N2 - Recent research has shown that perceptual processes carry intrinsic affect. But prior studies have only manipulated the occurrence of perceptual processes by presenting two different stimulus categories. The present studies go beyond this by manipulating perceptual expectations for identical stimuli. Seven experiments demonstrated that objectively identical stimuli become visually disappointing and are liked less when they violate the expectation that an intrinsically pleasant perceptual process will occur compared to when there is no perceptual expectation. These effects were specific to violations of perceptual expectations.

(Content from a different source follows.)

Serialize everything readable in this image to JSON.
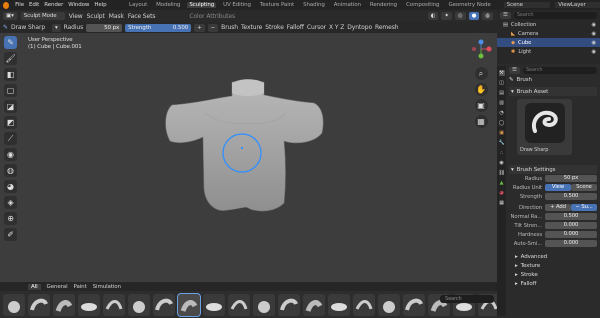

By using between-subjects designs, participants' insight into the experimental manipulation was prevented. In combination with the use of identical stimuli across conditions, this provides the most stringent test of the idea that perception is intrinsically (un-)pleasant yet. The results are related to predictive coding frameworks and provide an explanation for why people sometimes enjoy additional perceptual effort.

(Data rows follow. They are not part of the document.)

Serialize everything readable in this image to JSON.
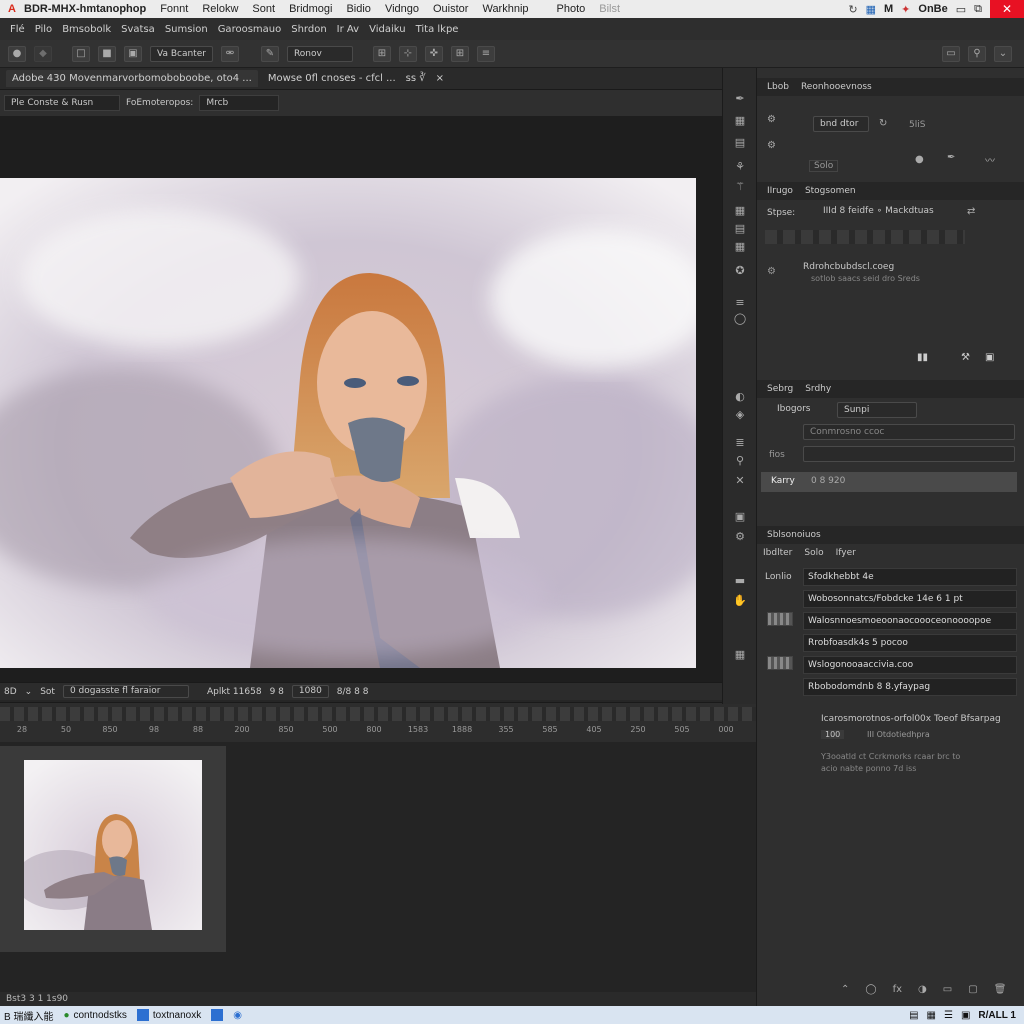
{
  "titlebar": {
    "logo": "A",
    "title": "BDR-MHX-hmtanophop",
    "menus": [
      "Fonnt",
      "Relokw",
      "Sont",
      "Bridmogi",
      "Bidio",
      "Vidngo",
      "Ouistor",
      "Warkhnip",
      "Photo",
      "Bilst"
    ],
    "right_label": "OnBe",
    "close": "✕"
  },
  "menubar": {
    "items": [
      "Flé",
      "Pilo",
      "Bmsobolk",
      "Svatsa",
      "Sumsion",
      "Garoosmauo",
      "Shrdon",
      "Ir Av",
      "Vidaiku",
      "Tita lkpe"
    ]
  },
  "optionsbar": {
    "field1": "Va Bcanter",
    "field2": "Ronov",
    "zoom": "✜"
  },
  "tabbar": {
    "tab1": "Adobe 430 Movenmarvorbomoboboobe, oto4 ...",
    "tab2": "Mowse 0fl cnoses - cfcl ...",
    "tab3": "ss ∛",
    "close": "×"
  },
  "subbar": {
    "sel1": "Ple Conste & Rusn",
    "label": "FoEmoteropos:",
    "sel2": "Mrcb"
  },
  "statusbar": {
    "a": "8D",
    "b": "Sot",
    "c": "0 dogasste fl faraior",
    "d": "Aplkt 11658",
    "e": "9 8",
    "f": "1080",
    "g": "8/8 8 8"
  },
  "ruler": [
    "28",
    "50",
    "850",
    "98",
    "88",
    "200",
    "850",
    "500",
    "800",
    "1583",
    "1888",
    "355",
    "585",
    "405",
    "250",
    "505",
    "000"
  ],
  "panels": {
    "top_tabs": [
      "Lbob",
      "Reonhooevnoss"
    ],
    "top_field": "bnd dtor",
    "top_label": "5liS",
    "top_small": "Solo",
    "second_tabs": [
      "IIrugo",
      "Stogsomen"
    ],
    "second_label": "Stpse:",
    "second_text": "IIId 8 feidfe ∘ Mackdtuas",
    "second_path": "Rdrohcbubdscl.coeg",
    "second_sub": "sotlob saacs seid dro Sreds",
    "third_tabs": [
      "Sebrg",
      "Srdhy"
    ],
    "third_sel1": "Ibogors",
    "third_sel2": "Sunpi",
    "third_field": "Conmrosno  ccoc",
    "third_field2": "fios",
    "third_karry": "Karry",
    "third_karry_val": "0 8 920",
    "layers_head": "Sblsonoiuos",
    "layers_tabs": [
      "Ibdlter",
      "Solo",
      "Ifyer"
    ],
    "layers_label": "Lonlio",
    "layers": [
      "Sfodkhebbt 4e",
      "Wobosonnatcs/Fobdcke 14e 6 1 pt",
      "Walosnnoesmoeoonaocoooceonoooopoe",
      "Rrobfoasdk4s 5 pocoo",
      "Wslogonooaaccivia.coo",
      "Rbobodomdnb 8 8.yfaypag"
    ],
    "info_line": "Icarosmorotnos-orfol00x   Toeof Bfsarpag",
    "info_tag": "100",
    "info_sub": "III  Otdotiedhpra",
    "info_para1": "Y3ooatld ct  Ccrkmorks rcaar brc to",
    "info_para2": "acio nabte ponno 7d iss"
  },
  "bottombar": "Bst3 3 1 1s90",
  "taskbar": {
    "items": [
      "B 瑞纖入能",
      "contnodstks",
      "toxtnanoxk"
    ],
    "clock": "R/ALL 1"
  }
}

AB - Recent research has shown that perceptual processes carry intrinsic affect. But prior studies have only manipulated the occurrence of perceptual processes by presenting two different stimulus categories. The present studies go beyond this by manipulating perceptual expectations for identical stimuli. Seven experiments demonstrated that objectively identical stimuli become visually disappointing and are liked less when they violate the expectation that an intrinsically pleasant perceptual process will occur compared to when there is no perceptual expectation. These effects were specific to violations of perceptual expectations. By using between-subjects designs, participants' insight into the experimental manipulation was prevented. In combination with the use of identical stimuli across conditions, this provides the most stringent test of the idea that perception is intrinsically (un-)pleasant yet. The results are related to predictive coding frameworks and provide an explanation for why people sometimes enjoy additional perceptual effort.

KW - Gestalt

KW - illusory contours

KW - affect

KW - Kanizsa illusion

KW - early visual processing

KW - optical illusions

KW - fluency

U2 - 10.1027/1618-3169/a000419

DO - 10.1027/1618-3169/a000419

M3 - Article

VL - 65

SP - 332

EP - 344

JO - Experimental Psychology

JF - Experimental Psychology

SN - 1618-3169

IS - 6

ER -